Formatting Decimal Output.  In the last webpage we developed two methods to compute the circumference and area of a circle based on user input.  You should have noticed that using double precision results in the display of a lot of not particularly useful digits.  This  webpage will present a bit about the DecimalFormat classes in the java.text package in order to improve on such things.

The program we will work on is just a slight modification of the program of the last webpage.   The only changes to the code are highlighted in a purplish color. This first set of code should be called


import java.awt.Container;
import javax.swing.*;
import java.text.DecimalFormat;

public class CircleInfoDF extends JApplet

JTextArea outputArea = new JTextArea( );
double PI = 3.14159;

public void init()

String output = "";
String strRadius;
double radius = 0.0;
boolean goodInput = true;

// get the applet's GUI component display area
Container c = getContentPane( );

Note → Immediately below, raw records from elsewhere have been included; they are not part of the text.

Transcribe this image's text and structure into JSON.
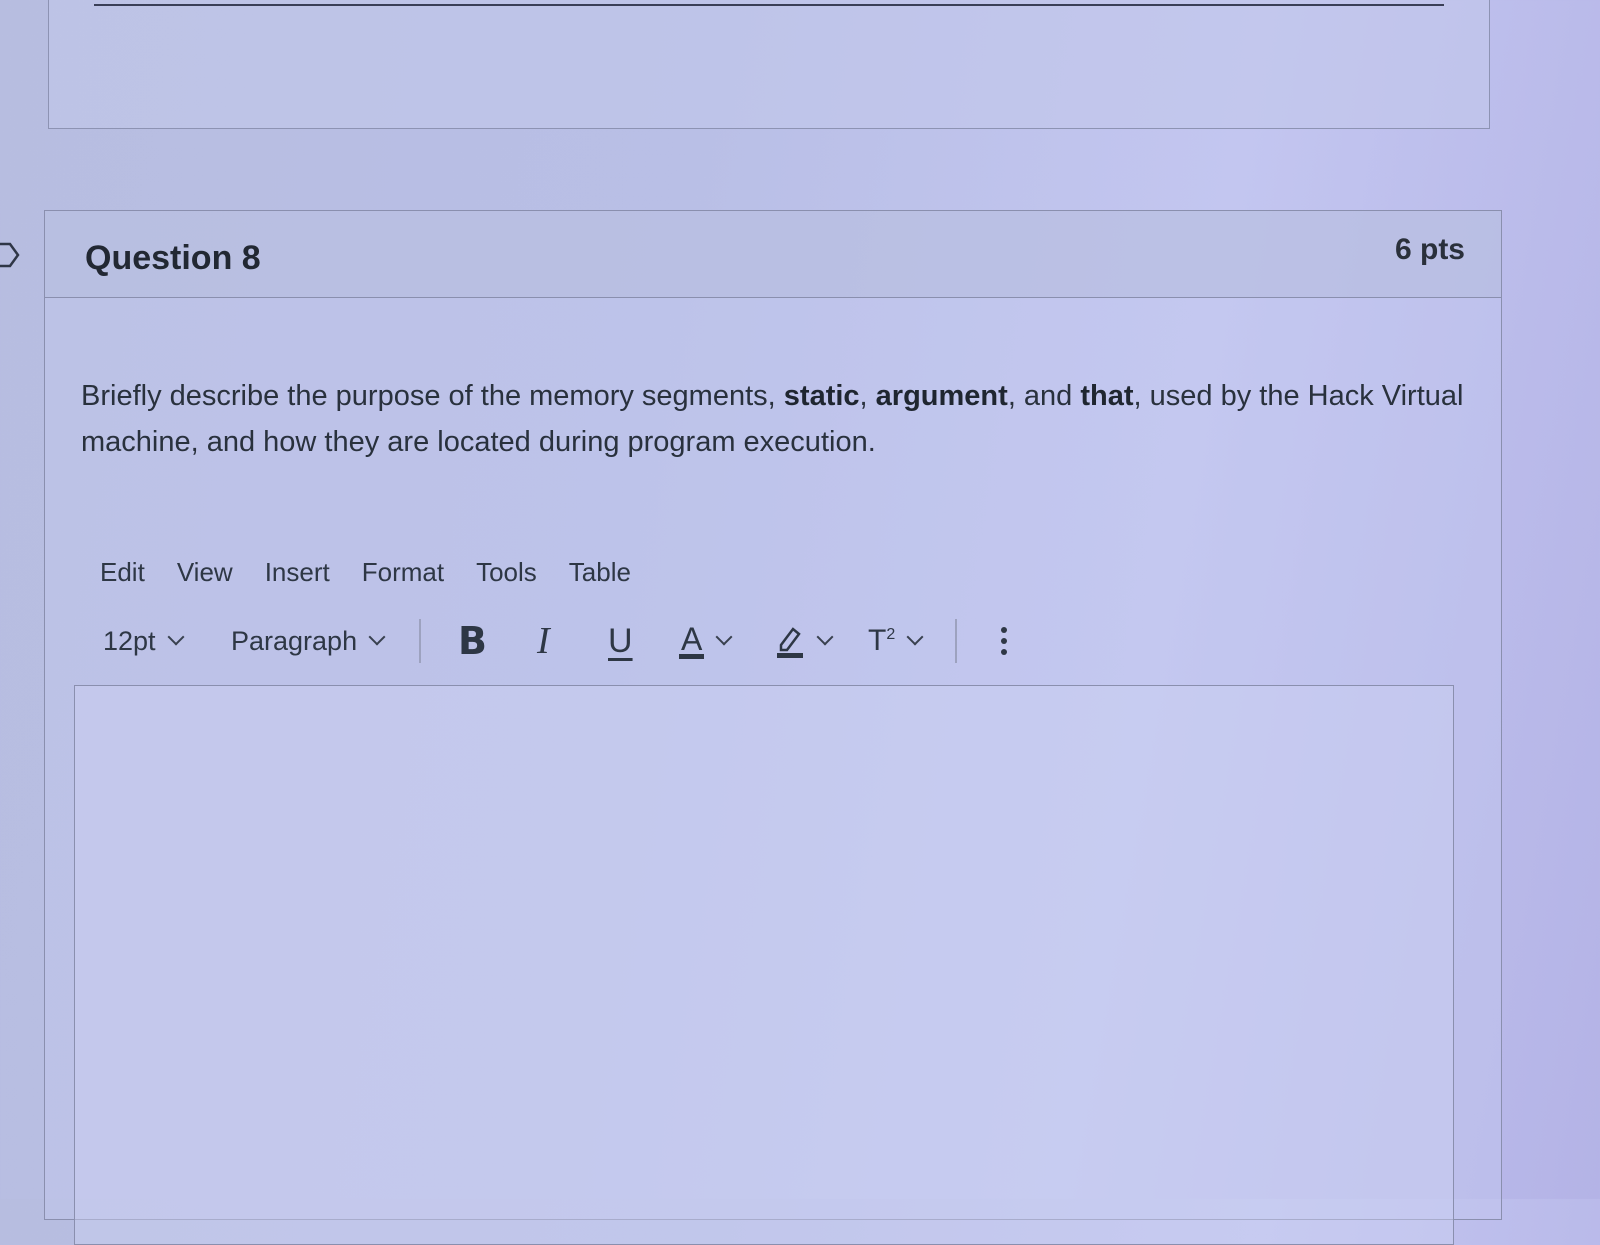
{
  "question": {
    "title": "Question 8",
    "points": "6 pts",
    "text_parts": {
      "p1": "Briefly describe the purpose of the memory segments, ",
      "b1": "static",
      "p2": ", ",
      "b2": "argument",
      "p3": ", and ",
      "b3": "that",
      "p4": ", used by the Hack Virtual machine, and how they are located during program execution."
    }
  },
  "editor": {
    "menu": [
      "Edit",
      "View",
      "Insert",
      "Format",
      "Tools",
      "Table"
    ],
    "font_size": "12pt",
    "block_format": "Paragraph",
    "buttons": {
      "bold": "B",
      "italic": "I",
      "underline": "U",
      "text_color": "A",
      "superscript": "T",
      "superscript_exp": "2"
    },
    "content": ""
  },
  "colors": {
    "text": "#2d3b45",
    "border": "#8a8fae"
  }
}
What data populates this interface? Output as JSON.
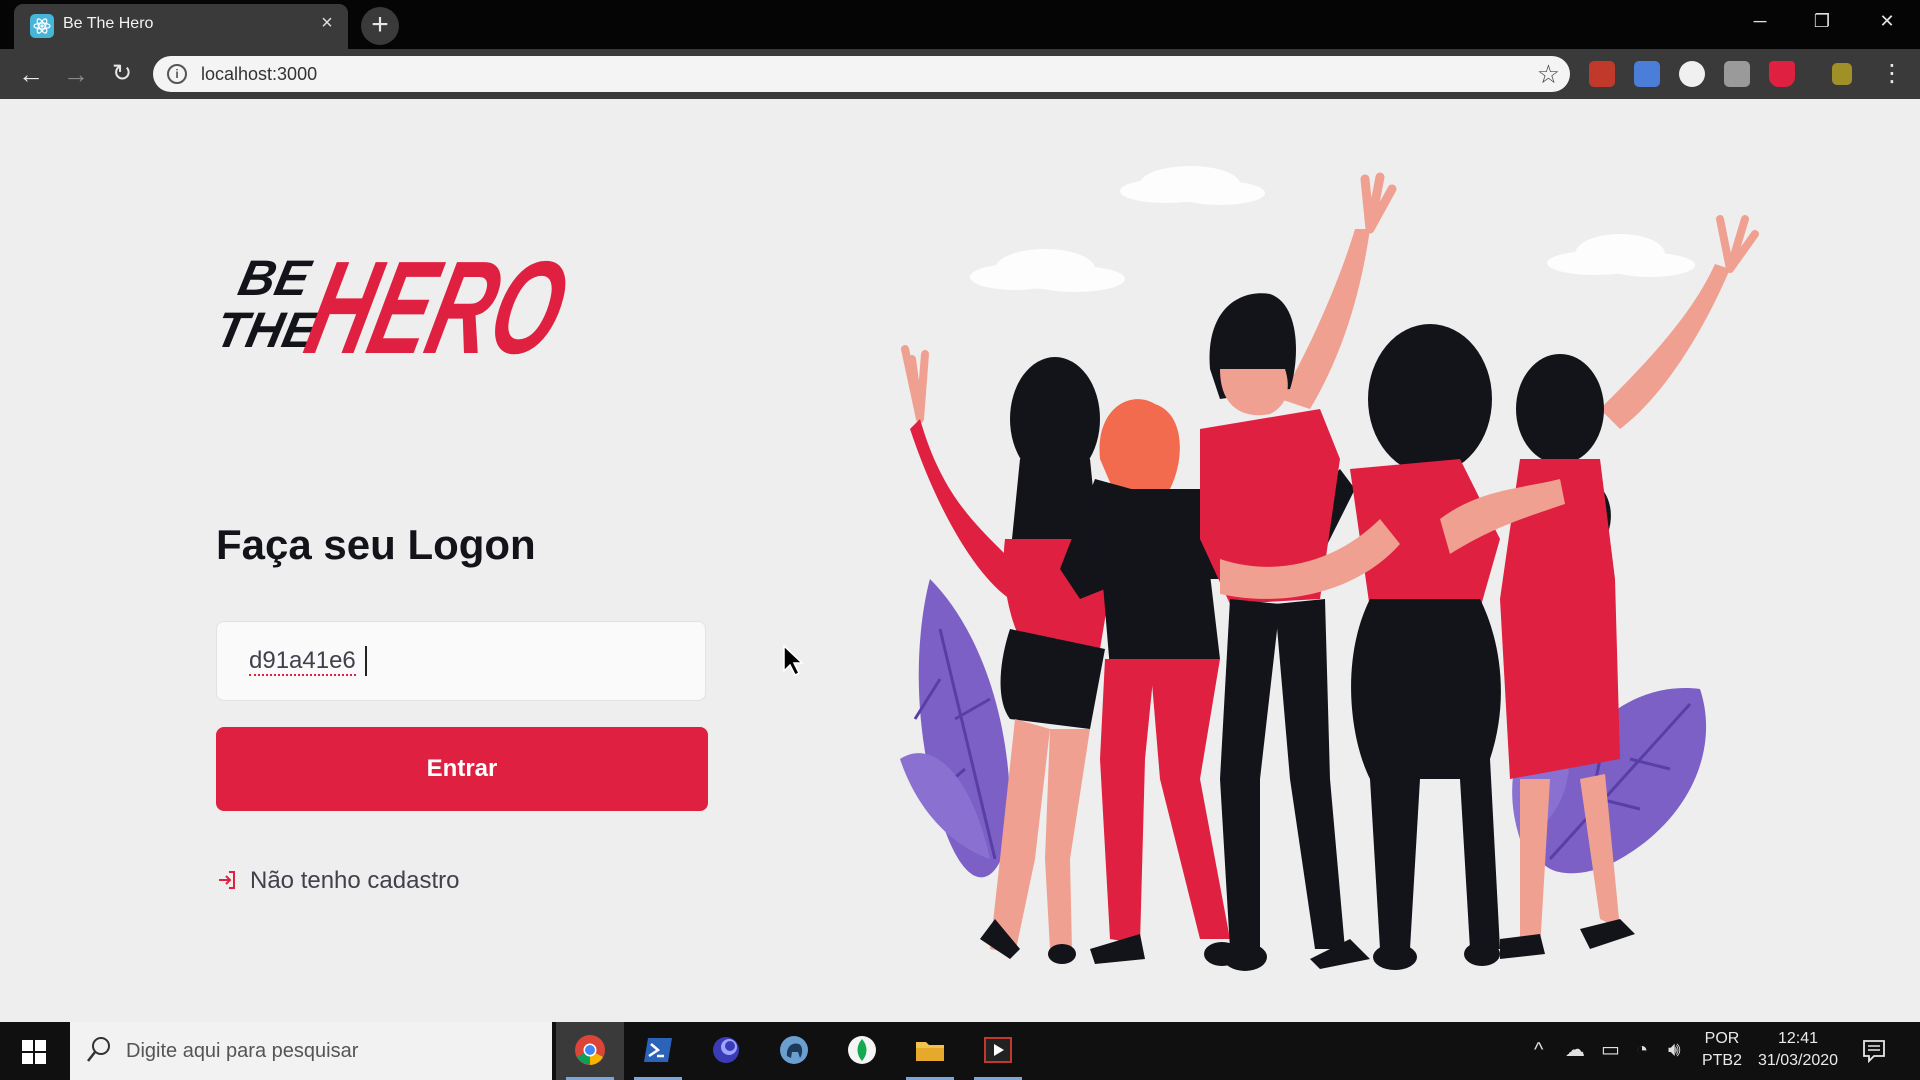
{
  "browser": {
    "tab_title": "Be The Hero",
    "tab_close": "×",
    "new_tab": "+",
    "url": "localhost:3000",
    "window_controls": {
      "minimize": "─",
      "restore": "❐",
      "close": "✕"
    }
  },
  "page": {
    "logo_text_top": "BE",
    "logo_text_mid": "THE",
    "logo_text_main": "HERO",
    "heading": "Faça seu Logon",
    "id_input_value": "d91a41e6",
    "submit_label": "Entrar",
    "register_link": "Não tenho cadastro",
    "brand_color": "#e02041"
  },
  "taskbar": {
    "search_placeholder": "Digite aqui para pesquisar",
    "language_line1": "POR",
    "language_line2": "PTB2",
    "time": "12:41",
    "date": "31/03/2020",
    "apps": [
      "chrome-icon",
      "powershell-icon",
      "browser-icon",
      "elephant-icon",
      "mongodb-icon",
      "file-explorer-icon",
      "media-player-icon"
    ]
  }
}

// attach output area to container c
c.add( outputArea );

double area;
double circumference;

strRadius = JOptionPane.showInputDialog("Please enter the radius of the circle");


radius = Double.parseDouble(strRadius);


catch (NumberFormatException nfeDouble)

JOptionPane.showMessageDialog(null, "You need to enter a\nnumber for the radius", "Input Error", JOptionPane.ERROR_MESSAGE);
goodInput = false;


if (goodInput)

area = circleArea( radius );
circumference = circleCircumference( radius );

// developing a format to set the number of digits to be displayed
DecimalFormat threeDigits = new DecimalFormat("0.000");

output = output + "The radius of the circle is " + radius + "\n\n";
output = output + "The area of the circle is " + threeDigits.format(area) + "\n\n";
output = output + "The circumference of the circle is " + threeDigits.format(circumference);




// method to compute the area
// based on the radius

public double circleArea( double r )

return PI * r * r;


// method to compute the circumference
// based on the radius

public double circleCircumference( double r )

return 2.0 * PI * r;




Before we discuss the program you should develop the HTML file called CircleInfoDF.html.


<applet code="CircleInfoDF.class" width=300 height=150>


We rerun the program with the same input of a radius of 5.40 and we get the following



Which differs quite appropriately from what we got without the DecimalFormat.



Notice the only real changes to the code are
  • importing java.text.DecimalFormat
  • instantiating a usable format called threeDigits

DecimalFormat threeDigits = new DecimalFormat("0.000");

  • We could actually call this anything we wanted, but this allows us to "create" our own method called threeDigits( ) that we can use to give the templated number of digits following the decimal point.


  • now we use this new/temporary method to format the output before it is displayed using the method



We could create any other formatting for the number of digits in the same way.